Like many during these exceptional times, I’ve resorted to rediscovering what lies on my doorstep – to appreciate those pockets of nature on the city’s edge which still manage to cling on amidst the relentless tide of development.
Over the last few years, I’ve come to identify with one place in particular, just a fifteen-minute walk from where I live on the edge of Stockholm. Home to pine trees more than three hundred years old, Ryssbergen is a small fragment of old-growth forest largely unaffected by modern forestry.
Numerous species connected to such mature forests exist here which cannot in the more ubiquitous plantation forests, which today blanket much of Sweden. Evidence of the nesting holes of black woodpecker are frequent, rare species of beetle are found among the abundance of dead wood, while fungi requiring a substrate of old or decaying trees also find a place to thrive.
Rising sixty metres out of an inlet to the sea, its terrain of steep slopes, rocky heights, and narrow gullies, has spared it from the axe and saw – up until now.

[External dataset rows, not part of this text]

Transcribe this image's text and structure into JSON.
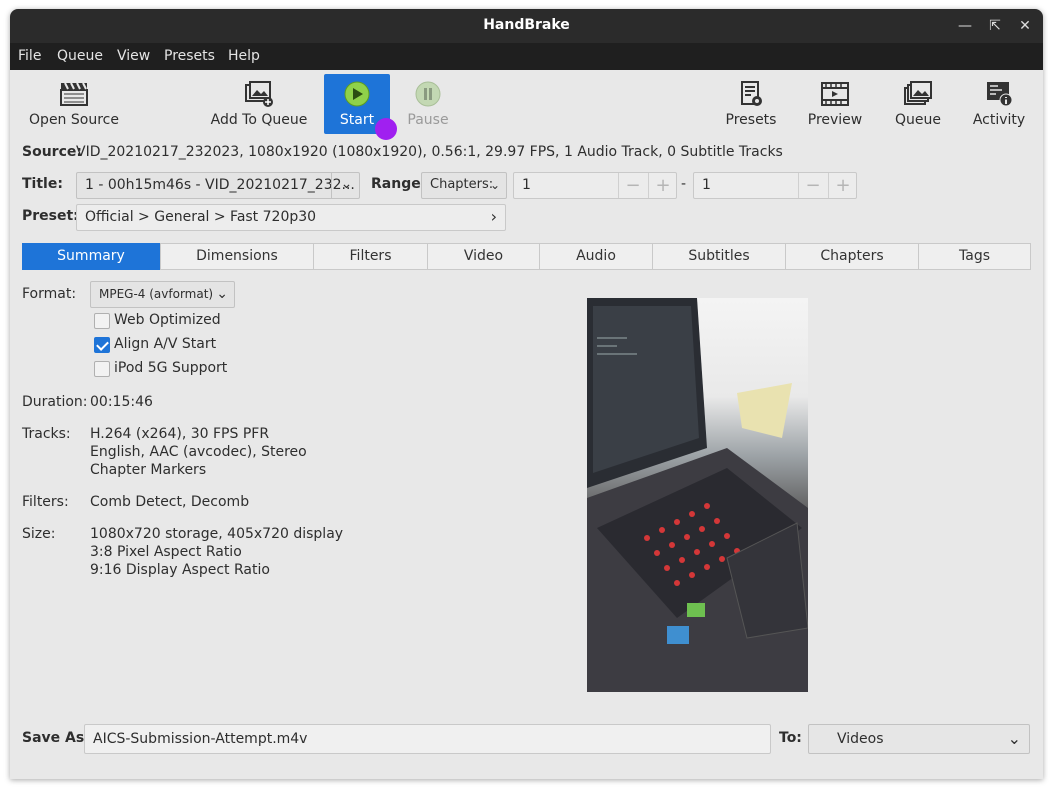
{
  "window": {
    "title": "HandBrake"
  },
  "menu": [
    "File",
    "Queue",
    "View",
    "Presets",
    "Help"
  ],
  "toolbar": {
    "open_source": "Open Source",
    "add_to_queue": "Add To Queue",
    "start": "Start",
    "pause": "Pause",
    "presets": "Presets",
    "preview": "Preview",
    "queue": "Queue",
    "activity": "Activity"
  },
  "source": {
    "label": "Source:",
    "value": "VID_20210217_232023, 1080x1920 (1080x1920), 0.56:1, 29.97 FPS, 1 Audio Track, 0 Subtitle Tracks"
  },
  "title_row": {
    "label": "Title:",
    "value": "1 - 00h15m46s - VID_20210217_232...",
    "range_label": "Range:",
    "range_mode": "Chapters:",
    "range_start": "1",
    "range_sep": "-",
    "range_end": "1"
  },
  "preset": {
    "label": "Preset:",
    "value": "Official > General > Fast 720p30"
  },
  "tabs": [
    "Summary",
    "Dimensions",
    "Filters",
    "Video",
    "Audio",
    "Subtitles",
    "Chapters",
    "Tags"
  ],
  "summary": {
    "format_label": "Format:",
    "format_value": "MPEG-4 (avformat)",
    "web_optimized": "Web Optimized",
    "align_av": "Align A/V Start",
    "ipod": "iPod 5G Support",
    "checks": {
      "web_optimized": false,
      "align_av": true,
      "ipod": false
    },
    "duration_label": "Duration:",
    "duration": "00:15:46",
    "tracks_label": "Tracks:",
    "tracks": [
      "H.264 (x264), 30 FPS PFR",
      "English, AAC (avcodec), Stereo",
      "Chapter Markers"
    ],
    "filters_label": "Filters:",
    "filters": "Comb Detect, Decomb",
    "size_label": "Size:",
    "size": [
      "1080x720 storage, 405x720 display",
      "3:8 Pixel Aspect Ratio",
      "9:16 Display Aspect Ratio"
    ]
  },
  "save": {
    "label": "Save As:",
    "value": "AICS-Submission-Attempt.m4v",
    "to_label": "To:",
    "to_value": "Videos"
  },
  "colors": {
    "accent": "#1e74d8",
    "titlebar": "#2b2b2b",
    "menubar": "#1f1f1f",
    "cursor": "#a020f0"
  }
}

To meet the increasing demand for housing, plans are underway to build apartment blocks and a business complex on the site, which would cover some 20 percent of what is already a very small area. While the remainder is slated to be turned into a nature reserve, many are demanding that the area be protected in its entirety.
Scroll down to see some of my photographs from my many wanderings in the area.
All photos ©Alec Forss